Guidance for Lab Specific Chemical Hygiene Training

Who is responsible for providing this training?  The PI is responsible for assuring this training is provided.  They can provide the training themselves or can delegate a person in their work group to provide the training such as the EHS Representative.  For research facilities that are not organized around PI groups, where similar chemicals and processes are used throughout the facility, the training content and delivery can be facility wide.


When should employees be provided this training?  It is best to provide this training after researchers have taken General Chemical Hygiene Training.  Ideally, they should receive all chemical safety training prior to commencing work in the lab.  However, the training will be useful to personnel at any time, and many may be working in the lab already who have not had this type of training.  They should be trained as soon as possible.


What is the objective of this training?  The objective is to assure personnel working in the lab have a basic understanding of the specific chemical hazards that exist in the lab and the procedures and equipment available to protect them from those hazards.  This training supplements the General Chemical Hygiene Training that employees are to receive.  General and Lab Specific Training together meet the regulatory requirements for compliance with the OSHA Lab Standard (29 CFR 1910.1450).


What specific topics should be covered by this training?  The topics covered will depend in part on the nature of the lab and research being done.  However, some suggested topics are as follows.

  1. Information about physical and health hazards of chemicals used in the lab.  Many lab groups use too many chemicals to discuss each one individually so a grouping of chemicals by hazard type may be used. For each group, list the more common or most hazardous chemicals in the lab that belong in that group.  Any lab specific procedures established for use of chemicals in a given hazard group should be mentioned.  Personnel should be informed of the locations of Material Safety Data Sheets or other information resources available to them for more research on the hazards of specific chemicals they may be working with in the lab.  Some typical hazard groups include the following:
    1. Flammable solvents.  (fire and health hazard)
    2. Non-flammable solvents.   (health hazard)
    3. Acids.  Acids can be further divided into oxidizing acids, mineral acids, and organic acids.  (Corrosive, reaction hazard, and health hazard.)
    4. Bases.  Corrosive and health hazard.  Reaction hazard with acids.
    5. Cancer causing chemicals. 
    6. Reproductive hazards and mutagens.
    7. Chemicals with unusual hazards such as perchloric acid, hydrofluoric acid, highly reactive chemicals, highly toxic chemicals, explosive chemicals, water reactive chemicals, air reactive chemicals.  (Note:  If there are lab specific written SOPS in place for operations or experiments involving use of highly hazardous materials, these should be reviewed during lab specific training.)
  2. Review any lab specific rules for use of the fumehoods.
  3. Information about location, use, and maintenance of personal protective equipment to include who is responsible for assuring a stock of this equipment is maintained.
  4. Information about location of emergency response equipment such as eyewash, safety showers, spill supplies, fire extinguishers, etc.
  5. Procedures established for labeling materials.
  6. Information on lab procedures for storing materials.
  7. Information on lab specific waste management practices.

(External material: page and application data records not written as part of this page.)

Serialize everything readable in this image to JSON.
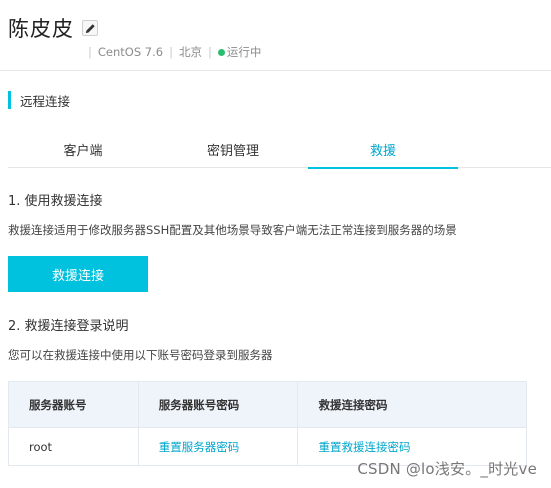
{
  "header": {
    "title": "陈皮皮",
    "os": "CentOS 7.6",
    "region": "北京",
    "status": "运行中",
    "status_color": "#2dbd6e"
  },
  "section": {
    "title": "远程连接"
  },
  "tabs": [
    {
      "label": "客户端",
      "active": false
    },
    {
      "label": "密钥管理",
      "active": false
    },
    {
      "label": "救援",
      "active": true
    }
  ],
  "step1": {
    "heading": "1. 使用救援连接",
    "description": "救援连接适用于修改服务器SSH配置及其他场景导致客户端无法正常连接到服务器的场景",
    "button_label": "救援连接"
  },
  "step2": {
    "heading": "2. 救援连接登录说明",
    "description": "您可以在救援连接中使用以下账号密码登录到服务器"
  },
  "table": {
    "headers": [
      "服务器账号",
      "服务器账号密码",
      "救援连接密码"
    ],
    "rows": [
      [
        "root",
        "重置服务器密码",
        "重置救援连接密码"
      ]
    ]
  },
  "watermark": "CSDN @lo浅安。_时光ve",
  "accent_color": "#00c1de"
}
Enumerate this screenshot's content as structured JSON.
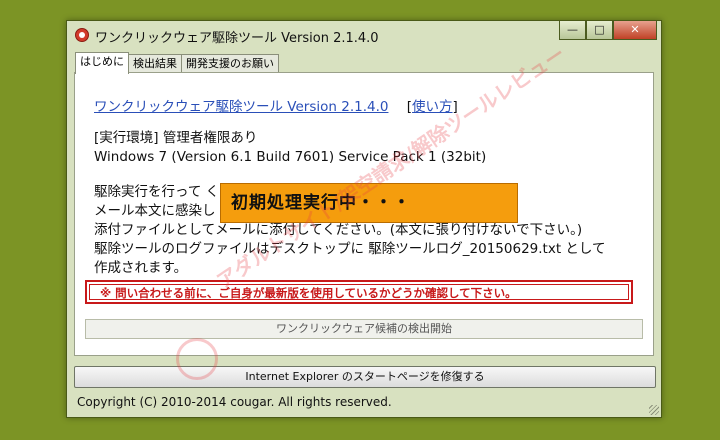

How often is this training required?  Annually.  Note:  General Chemical Hygiene Training is only required once.


Is it necessary to document this training?  Yes.  Keep an outline of the topics covered.  Anyone receiving this training should sign a form indicating they have had the training.  This form should be sent to the EHS coordinator for your DLC.  The EHS Coordinator will assure that the information is entered into the EHS training database.  A copy of the training documentation form to be used is available from EHS or your EHS coordinator.


What resources are available to assist those responsible for this training?  EHS can help with defining the hazard groups of chemicals in your lab area and assist with compiling information to support your training.  To contact EHS, call 2-3477.